But compared to Coin, Bitcoin is still quite complicated. While a recent survey found that 42 percent of Americans know about the cryptocurrency, how to use, acquire or “mine” for it is still not readily understood.
Paying for goods or services in person via Bitcoin is also not yet streamlined. Until more companies build tools to address these issues, Bitcoin will continue to seem unapproachable to mainstream consumers.
Who’s got the advantage? Coin
The simplicity of Coin, utilizing a familiar form factor and augmenting an existing method of payment (rather than completely changing it) gives Coin the advantage.
3. Providing technology that is functional for everyday use
Like early electric vehicles (which lacked the battery power for the average daily commute), sometimes the technology is initially exciting, but its everyday application does not meet consumers’ needs.
For financial technology products and services to get to mass consumer adoption, they need to be used on a daily basis to stay top of mind for consumers.
Looking at Coin:
Coin is very easy to set up and use. After uploading credit cards onto the device, the user only needs a Coinand smartphone to make a purchase. Additionally, Coin’s security — which, for example, deactivates the device, if physically separated by 55 yards from the paired smartphone — is arguably safer than traditional credit cards.
Still, there’s concern that merchants will not recognize the brand-less Coin. If some merchants refuse to accept the card, consumers will be forced to carry at least one credit card as insurance, defeating the reason to carryCoin in the first place.
Another concern around Coin is that the “fat wallet” issue is not actually that big of an issue. It is possible that once the novelty wears off, Coin may not impact peoples’ lives enough to warrant carrying it around as an everyday product.
Looking at Bitcoin:
There’s no cheaper way to pay for goods internationally than Bitcoin. As consumers continue to rely on digital marketplaces, Bitcoin becomes an increasingly advantageous option.
There are also now thousands of physical stores, up by 300 percent since last November, which are accepting the new currency. With low fees and no chargebacks, Bitcoin has the potential to address some of the biggest issues in our financial system today, especially when it comes to micropayments.
However, without a familiar form factor like paper money, Bitcoin remains abstract and unapproachable to average consumers. Meanwhile, the government has prohibited entrepreneurs who want to make a physical version of Bitcoins from addressing this problem.
Who’s got the advantage? Bitcoin
Bitcoin is an open protocol and essentially a decentralized platform that anyone can access and even build services on top of; thus, hundreds of startups are rapidly working to make Bitcoin easier to use, and give it extra functionality.

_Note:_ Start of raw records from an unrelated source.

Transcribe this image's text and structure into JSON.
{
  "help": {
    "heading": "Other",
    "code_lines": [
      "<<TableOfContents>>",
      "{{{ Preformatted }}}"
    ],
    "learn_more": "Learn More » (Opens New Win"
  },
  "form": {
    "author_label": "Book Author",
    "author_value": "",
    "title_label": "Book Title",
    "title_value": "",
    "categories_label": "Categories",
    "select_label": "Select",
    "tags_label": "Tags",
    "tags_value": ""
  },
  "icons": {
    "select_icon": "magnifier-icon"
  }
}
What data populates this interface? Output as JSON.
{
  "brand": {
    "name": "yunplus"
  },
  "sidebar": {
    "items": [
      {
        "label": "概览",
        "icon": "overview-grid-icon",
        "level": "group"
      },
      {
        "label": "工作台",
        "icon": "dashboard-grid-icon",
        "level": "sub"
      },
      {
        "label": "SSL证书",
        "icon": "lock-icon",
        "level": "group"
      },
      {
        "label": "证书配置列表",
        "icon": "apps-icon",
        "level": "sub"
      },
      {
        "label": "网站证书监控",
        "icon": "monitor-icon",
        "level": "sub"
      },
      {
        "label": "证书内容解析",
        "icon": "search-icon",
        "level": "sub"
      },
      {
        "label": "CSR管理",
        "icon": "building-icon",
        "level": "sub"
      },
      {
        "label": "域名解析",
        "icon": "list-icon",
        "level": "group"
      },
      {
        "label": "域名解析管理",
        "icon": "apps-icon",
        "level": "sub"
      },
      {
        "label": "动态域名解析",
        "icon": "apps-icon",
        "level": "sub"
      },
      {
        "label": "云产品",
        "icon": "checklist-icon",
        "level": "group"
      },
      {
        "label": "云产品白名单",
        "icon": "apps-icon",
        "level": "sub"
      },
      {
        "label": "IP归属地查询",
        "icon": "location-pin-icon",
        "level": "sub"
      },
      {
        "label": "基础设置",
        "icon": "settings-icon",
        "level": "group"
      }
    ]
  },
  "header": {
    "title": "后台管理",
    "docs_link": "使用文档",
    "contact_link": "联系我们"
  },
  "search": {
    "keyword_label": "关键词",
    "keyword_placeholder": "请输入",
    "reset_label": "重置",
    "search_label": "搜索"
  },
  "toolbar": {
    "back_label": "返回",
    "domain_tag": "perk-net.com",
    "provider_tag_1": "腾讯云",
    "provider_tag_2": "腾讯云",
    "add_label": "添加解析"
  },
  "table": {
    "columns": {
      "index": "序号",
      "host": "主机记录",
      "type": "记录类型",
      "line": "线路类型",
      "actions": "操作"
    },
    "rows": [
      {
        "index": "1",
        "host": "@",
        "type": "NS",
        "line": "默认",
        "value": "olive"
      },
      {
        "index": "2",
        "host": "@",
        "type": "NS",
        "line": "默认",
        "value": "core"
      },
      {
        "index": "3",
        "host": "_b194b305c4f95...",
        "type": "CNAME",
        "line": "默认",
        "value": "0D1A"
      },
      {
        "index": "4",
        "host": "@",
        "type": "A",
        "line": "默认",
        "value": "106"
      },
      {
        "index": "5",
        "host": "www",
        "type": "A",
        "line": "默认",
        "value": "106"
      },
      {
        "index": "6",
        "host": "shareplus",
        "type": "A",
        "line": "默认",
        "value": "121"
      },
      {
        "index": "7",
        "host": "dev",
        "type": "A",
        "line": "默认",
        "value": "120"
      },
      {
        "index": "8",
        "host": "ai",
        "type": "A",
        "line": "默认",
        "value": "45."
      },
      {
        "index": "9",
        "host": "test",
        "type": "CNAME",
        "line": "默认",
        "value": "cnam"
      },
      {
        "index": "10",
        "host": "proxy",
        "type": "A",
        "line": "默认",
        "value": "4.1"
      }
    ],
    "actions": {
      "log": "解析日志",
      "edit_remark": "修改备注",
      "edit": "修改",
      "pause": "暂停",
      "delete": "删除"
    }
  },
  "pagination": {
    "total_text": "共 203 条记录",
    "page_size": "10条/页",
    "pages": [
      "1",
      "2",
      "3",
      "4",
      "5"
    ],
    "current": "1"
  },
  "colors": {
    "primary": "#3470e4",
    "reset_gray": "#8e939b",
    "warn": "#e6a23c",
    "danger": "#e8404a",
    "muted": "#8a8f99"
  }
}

People can build services to make Bitcoin as useful as possible.
Coin on the other hand, is a single product that is unlikely to become a true platform and may have a limited shelf life.

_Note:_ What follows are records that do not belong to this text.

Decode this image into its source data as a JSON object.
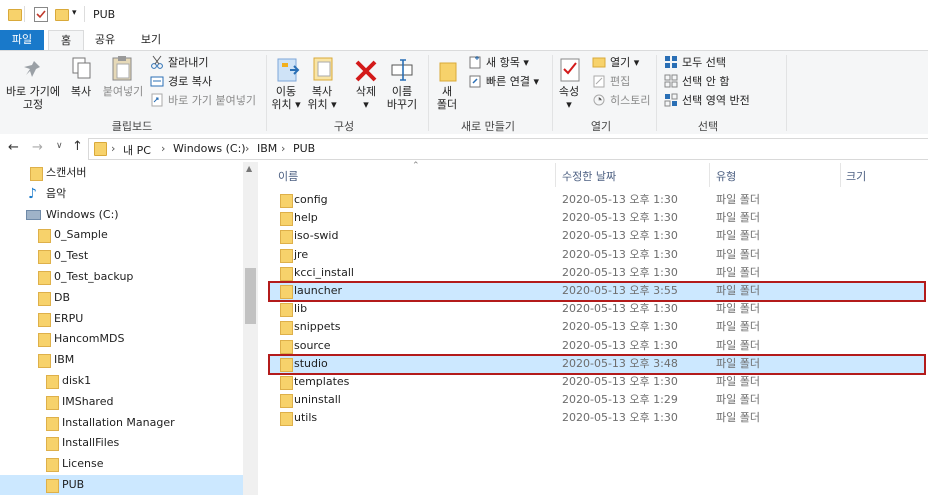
{
  "window": {
    "title": "PUB"
  },
  "ribbon_tabs": [
    "파일",
    "홈",
    "공유",
    "보기"
  ],
  "clipboard": {
    "pin_label": "바로 가기에\n고정",
    "copy_label": "복사",
    "paste_label": "붙여넣기",
    "cut": "잘라내기",
    "copy_path": "경로 복사",
    "paste_shortcut": "바로 가기 붙여넣기",
    "group": "클립보드"
  },
  "organize": {
    "move_label": "이동\n위치 ▾",
    "copyto_label": "복사\n위치 ▾",
    "delete_label": "삭제\n▾",
    "rename_label": "이름\n바꾸기",
    "group": "구성"
  },
  "new": {
    "new_folder_label": "새\n폴더",
    "new_item": "새 항목 ▾",
    "easy_access": "빠른 연결 ▾",
    "group": "새로 만들기"
  },
  "open": {
    "properties_label": "속성\n▾",
    "open": "열기 ▾",
    "edit": "편집",
    "history": "히스토리",
    "group": "열기"
  },
  "select": {
    "select_all": "모두 선택",
    "select_none": "선택 안 함",
    "invert": "선택 영역 반전",
    "group": "선택"
  },
  "address": {
    "crumbs": [
      "내 PC",
      "Windows (C:)",
      "IBM",
      "PUB"
    ]
  },
  "nav": [
    {
      "label": "스캔서버",
      "indent": 0,
      "icon": "folder-icon"
    },
    {
      "label": "음악",
      "indent": 0,
      "icon": "music-icon"
    },
    {
      "label": "Windows  (C:)",
      "indent": 0,
      "icon": "drive-icon"
    },
    {
      "label": "0_Sample",
      "indent": 1,
      "icon": "folder-icon"
    },
    {
      "label": "0_Test",
      "indent": 1,
      "icon": "folder-icon"
    },
    {
      "label": "0_Test_backup",
      "indent": 1,
      "icon": "folder-icon"
    },
    {
      "label": "DB",
      "indent": 1,
      "icon": "folder-icon"
    },
    {
      "label": "ERPU",
      "indent": 1,
      "icon": "folder-icon"
    },
    {
      "label": "HancomMDS",
      "indent": 1,
      "icon": "folder-icon"
    },
    {
      "label": "IBM",
      "indent": 1,
      "icon": "folder-icon"
    },
    {
      "label": "disk1",
      "indent": 2,
      "icon": "folder-icon"
    },
    {
      "label": "IMShared",
      "indent": 2,
      "icon": "folder-icon"
    },
    {
      "label": "Installation Manager",
      "indent": 2,
      "icon": "folder-icon"
    },
    {
      "label": "InstallFiles",
      "indent": 2,
      "icon": "folder-icon"
    },
    {
      "label": "License",
      "indent": 2,
      "icon": "folder-icon"
    },
    {
      "label": "PUB",
      "indent": 2,
      "icon": "folder-icon",
      "selected": true
    }
  ],
  "columns": {
    "name": "이름",
    "date": "수정한 날짜",
    "type": "유형",
    "size": "크기"
  },
  "files": [
    {
      "name": "config",
      "date": "2020-05-13 오후 1:30",
      "type": "파일 폴더"
    },
    {
      "name": "help",
      "date": "2020-05-13 오후 1:30",
      "type": "파일 폴더"
    },
    {
      "name": "iso-swid",
      "date": "2020-05-13 오후 1:30",
      "type": "파일 폴더"
    },
    {
      "name": "jre",
      "date": "2020-05-13 오후 1:30",
      "type": "파일 폴더"
    },
    {
      "name": "kcci_install",
      "date": "2020-05-13 오후 1:30",
      "type": "파일 폴더"
    },
    {
      "name": "launcher",
      "date": "2020-05-13 오후 3:55",
      "type": "파일 폴더",
      "highlighted": true
    },
    {
      "name": "lib",
      "date": "2020-05-13 오후 1:30",
      "type": "파일 폴더"
    },
    {
      "name": "snippets",
      "date": "2020-05-13 오후 1:30",
      "type": "파일 폴더"
    },
    {
      "name": "source",
      "date": "2020-05-13 오후 1:30",
      "type": "파일 폴더"
    },
    {
      "name": "studio",
      "date": "2020-05-13 오후 3:48",
      "type": "파일 폴더",
      "highlighted": true
    },
    {
      "name": "templates",
      "date": "2020-05-13 오후 1:30",
      "type": "파일 폴더"
    },
    {
      "name": "uninstall",
      "date": "2020-05-13 오후 1:29",
      "type": "파일 폴더"
    },
    {
      "name": "utils",
      "date": "2020-05-13 오후 1:30",
      "type": "파일 폴더"
    }
  ],
  "colors": {
    "accent": "#1979ca",
    "selection": "#cce8ff",
    "highlight_border": "#b31b1b"
  }
}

Who’s best positioned to succeed in 2014? Coin
Given the parameters set forth, Coin is my favorite to succeed with consumers in 2014. Both advancements’ enthusiastic acceptance clearly illustrate that there’s a consumer demand for simplified services to handle money. However, the financial technology space is fraught with security and regulation obstacles.
In the end, both of these technologies have overcome the first key hurdle: gaining consumers’ interest. By earning consumer’s trust and continuing to build upon the technology to provide consumers easy-to-use services for everyday purchases, both technologies can and will succeed — it’s just a question of when.

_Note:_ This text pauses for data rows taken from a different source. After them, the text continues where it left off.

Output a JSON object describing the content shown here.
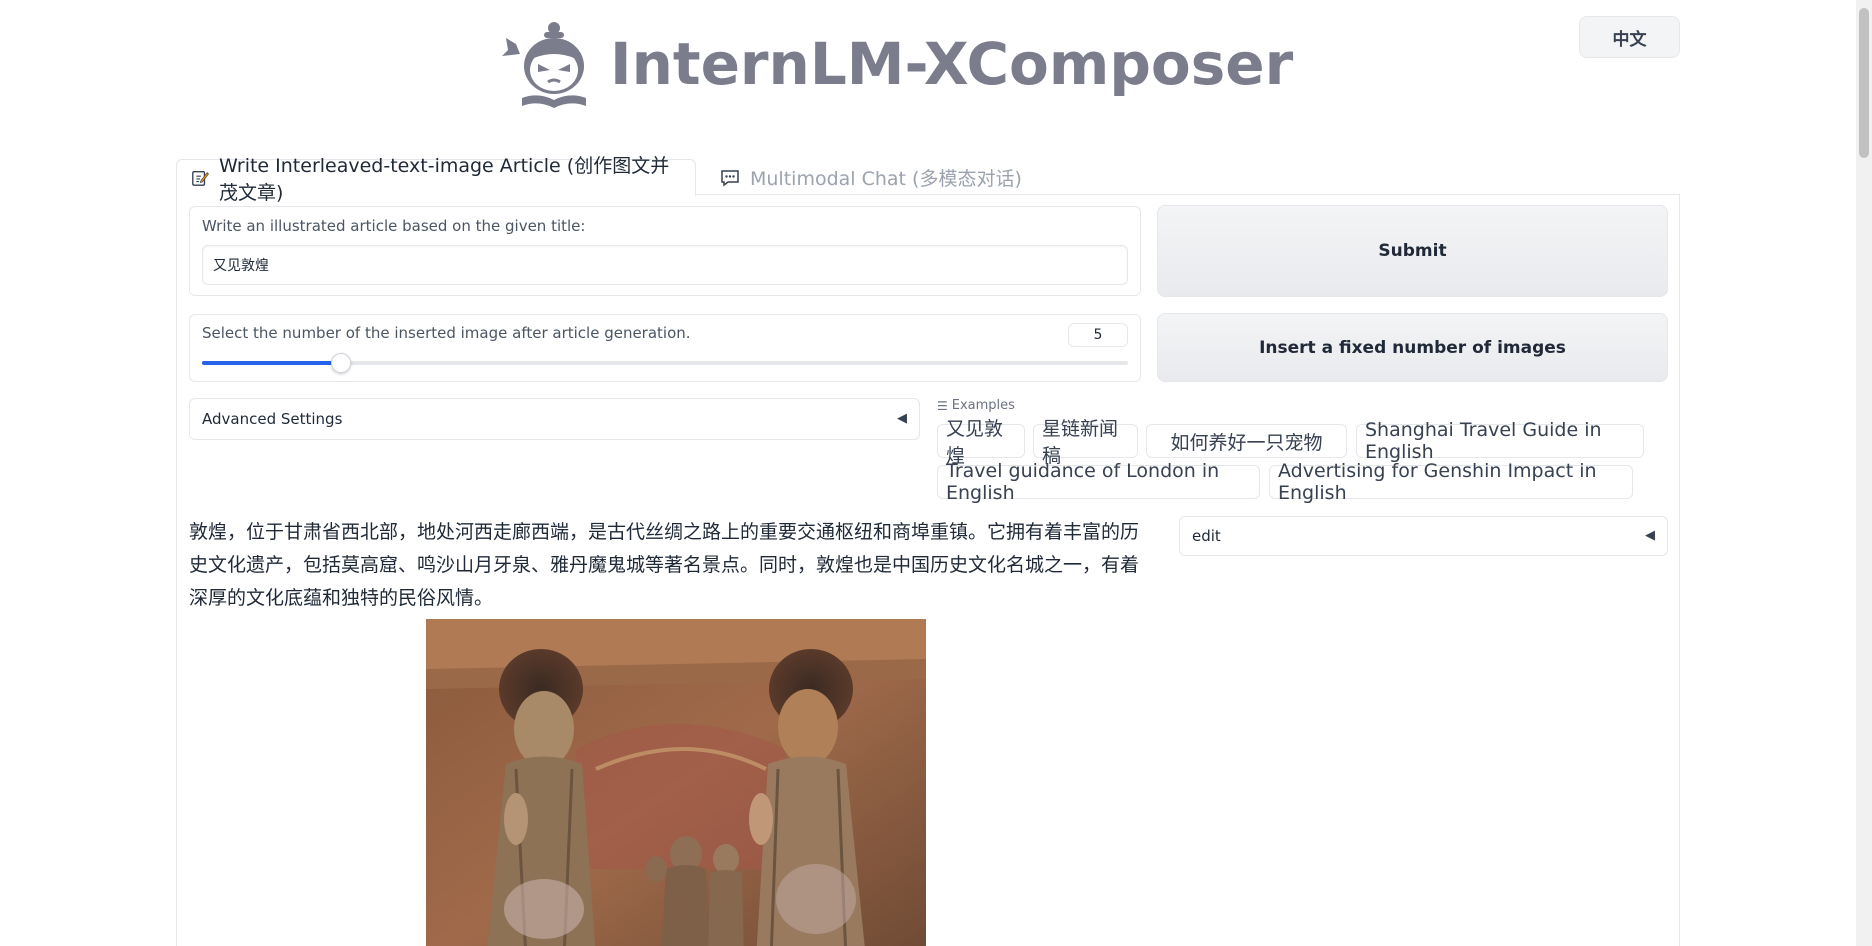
{
  "header": {
    "title": "InternLM-XComposer",
    "lang_button": "中文"
  },
  "tabs": [
    {
      "label": "Write Interleaved-text-image Article (创作图文并茂文章)",
      "active": true
    },
    {
      "label": "Multimodal Chat (多模态对话)",
      "active": false
    }
  ],
  "article_form": {
    "title_label": "Write an illustrated article based on the given title:",
    "title_value": "又见敦煌",
    "slider_label": "Select the number of the inserted image after article generation.",
    "slider_value": "5",
    "slider_fraction": 0.15,
    "submit_label": "Submit",
    "insert_label": "Insert a fixed number of images",
    "advanced_label": "Advanced Settings"
  },
  "examples": {
    "label": "Examples",
    "items": [
      "又见敦煌",
      "星链新闻稿",
      "如何养好一只宠物",
      "Shanghai Travel Guide in English",
      "Travel guidance of London in English",
      "Advertising for Genshin Impact in English"
    ]
  },
  "output": {
    "article_text": "敦煌，位于甘肃省西北部，地处河西走廊西端，是古代丝绸之路上的重要交通枢纽和商埠重镇。它拥有着丰富的历史文化遗产，包括莫高窟、鸣沙山月牙泉、雅丹魔鬼城等著名景点。同时，敦煌也是中国历史文化名城之一，有着深厚的文化底蕴和独特的民俗风情。",
    "edit_label": "edit"
  },
  "colors": {
    "accent": "#2563eb",
    "logo_text": "#7b7c8c"
  },
  "icons": {
    "tab_write": "pencil-note-icon",
    "tab_chat": "chat-bubble-icon",
    "collapse": "triangle-left-icon"
  }
}
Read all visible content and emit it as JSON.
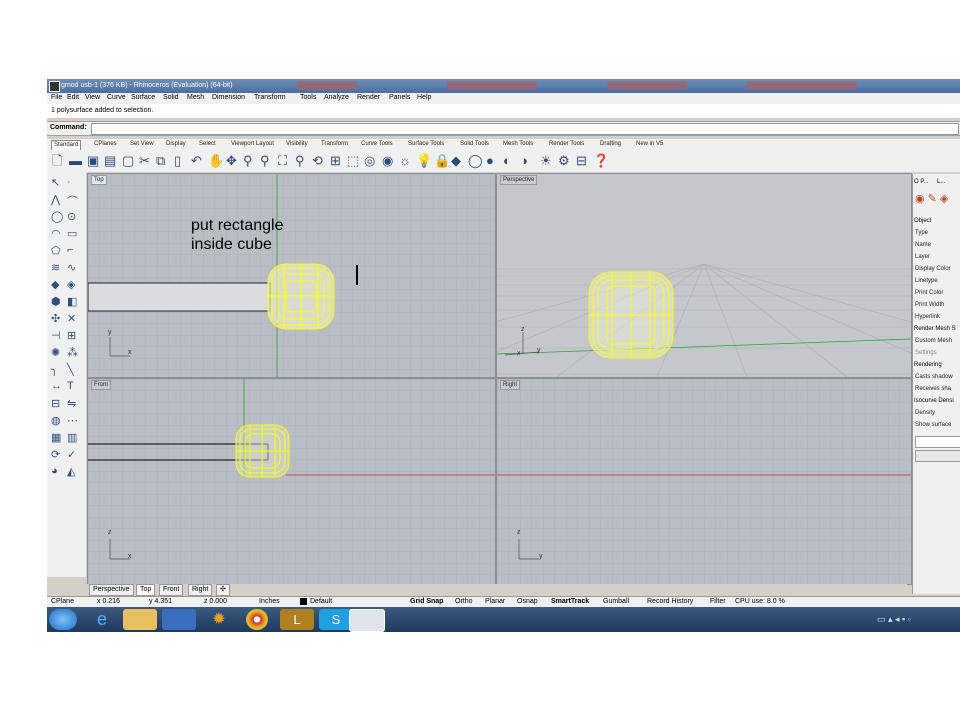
{
  "window": {
    "title": "gmod usb-1 (376 KB) - Rhinoceros (Evaluation) (64-bit)"
  },
  "menu": [
    "File",
    "Edit",
    "View",
    "Curve",
    "Surface",
    "Solid",
    "Mesh",
    "Dimension",
    "Transform",
    "Tools",
    "Analyze",
    "Render",
    "Panels",
    "Help"
  ],
  "history": "1 polysurface added to selection.",
  "command": {
    "label": "Command:",
    "value": ""
  },
  "toolbar_tabs": [
    "Standard",
    "CPlanes",
    "Set View",
    "Display",
    "Select",
    "Viewport Layout",
    "Visibility",
    "Transform",
    "Curve Tools",
    "Surface Tools",
    "Solid Tools",
    "Mesh Tools",
    "Render Tools",
    "Drafting",
    "New in V5"
  ],
  "viewports": {
    "top": "Top",
    "perspective": "Perspective",
    "front": "Front",
    "right": "Right"
  },
  "annotation": [
    "put rectangle",
    "inside cube"
  ],
  "axis_labels": {
    "x": "x",
    "y": "y",
    "z": "z"
  },
  "viewport_tabs": [
    "Perspective",
    "Top",
    "Front",
    "Right"
  ],
  "properties_panel": {
    "tabs": [
      "O P...",
      "L..."
    ],
    "sections": [
      {
        "title": "Object",
        "rows": [
          "Type",
          "Name",
          "Layer",
          "Display Color",
          "Linetype",
          "Print Color",
          "Print Width",
          "Hyperlink"
        ]
      },
      {
        "title": "Render Mesh S",
        "rows": [
          "Custom Mesh",
          "Settings"
        ]
      },
      {
        "title": "Rendering",
        "rows": [
          "Casts shadow",
          "Receives sha"
        ]
      },
      {
        "title": "Isocurve Densi",
        "rows": [
          "Density",
          "Show surface"
        ]
      }
    ]
  },
  "status": {
    "cplane": "CPlane",
    "x": "x 0.216",
    "y": "y 4.351",
    "z": "z 0.000",
    "units": "Inches",
    "layer": "Default",
    "grid_snap": "Grid Snap",
    "ortho": "Ortho",
    "planar": "Planar",
    "osnap": "Osnap",
    "smarttrack": "SmartTrack",
    "gumball": "Gumball",
    "record_history": "Record History",
    "filter": "Filter",
    "cpu": "CPU use: 8.0 %"
  },
  "colors": {
    "viewport_bg": "#b8bec4",
    "grid": "#a4aab0",
    "selected_object": "#ffff00",
    "x_axis": "#c03030",
    "y_axis": "#30a030"
  }
}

Who do you think will gain mainstream adoption in America first? Please reply in the comments section below.